### The problem
Needed from the data below: all lines that contain the word "title".

== Given information

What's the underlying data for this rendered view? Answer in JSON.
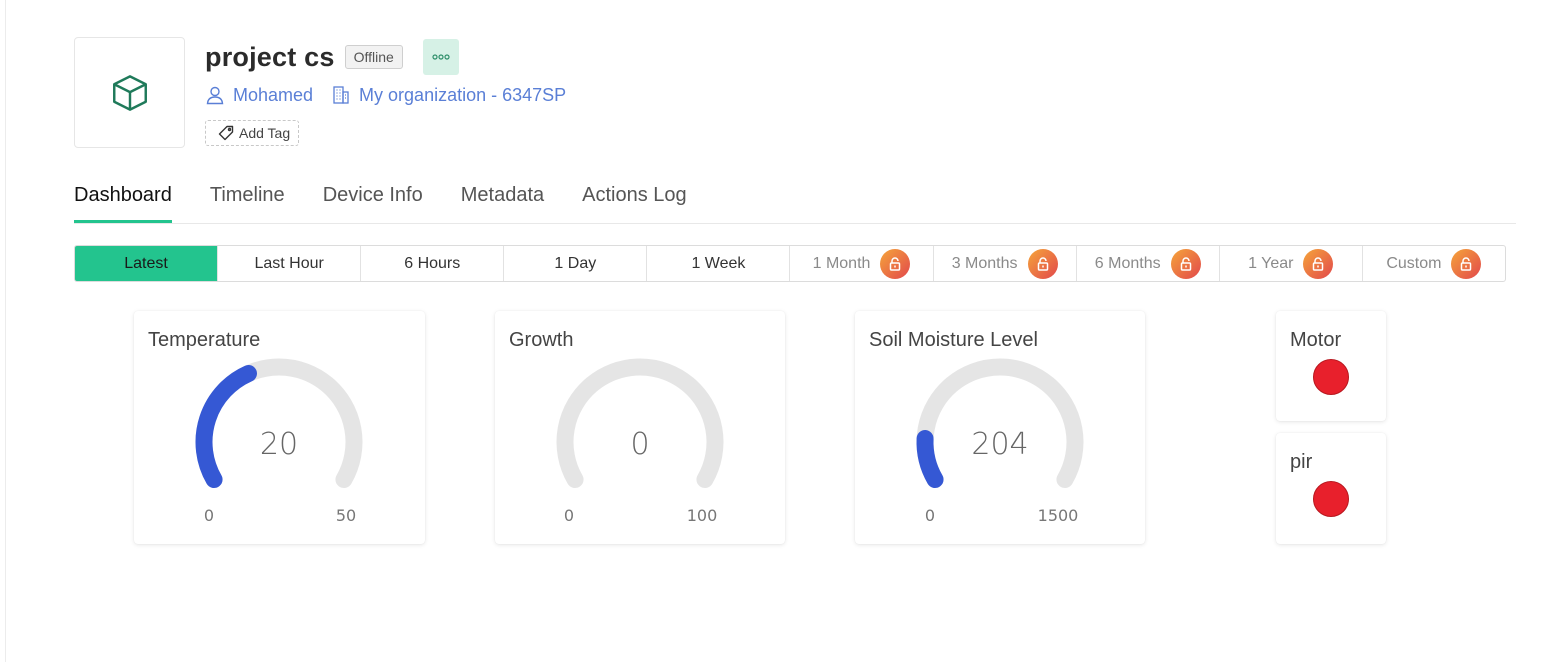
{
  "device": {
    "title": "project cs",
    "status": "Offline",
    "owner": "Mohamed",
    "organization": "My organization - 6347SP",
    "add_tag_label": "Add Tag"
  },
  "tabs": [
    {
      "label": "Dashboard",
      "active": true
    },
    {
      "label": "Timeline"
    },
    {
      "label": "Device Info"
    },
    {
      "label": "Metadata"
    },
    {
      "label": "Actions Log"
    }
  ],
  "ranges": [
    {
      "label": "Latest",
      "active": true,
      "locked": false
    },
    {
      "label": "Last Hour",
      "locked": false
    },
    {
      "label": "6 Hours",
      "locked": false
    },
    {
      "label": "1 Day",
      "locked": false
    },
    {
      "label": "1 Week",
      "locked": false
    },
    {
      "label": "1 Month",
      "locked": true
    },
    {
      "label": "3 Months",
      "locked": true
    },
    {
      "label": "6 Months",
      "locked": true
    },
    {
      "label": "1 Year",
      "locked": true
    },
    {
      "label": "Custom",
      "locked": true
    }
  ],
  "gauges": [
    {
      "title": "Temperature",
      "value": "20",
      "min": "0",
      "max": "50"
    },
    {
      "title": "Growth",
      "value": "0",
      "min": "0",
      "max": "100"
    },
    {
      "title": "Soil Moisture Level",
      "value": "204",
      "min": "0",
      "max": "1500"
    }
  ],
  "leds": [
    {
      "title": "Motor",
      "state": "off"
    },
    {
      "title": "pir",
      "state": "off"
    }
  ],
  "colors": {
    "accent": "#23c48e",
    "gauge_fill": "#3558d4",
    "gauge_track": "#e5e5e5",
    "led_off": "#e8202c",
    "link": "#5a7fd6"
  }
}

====

### The answer
    "title": "project cs",
      "title": "Temperature",
      "title": "Growth",
      "title": "Soil Moisture Level",
      "title": "Motor",
      "title": "pir",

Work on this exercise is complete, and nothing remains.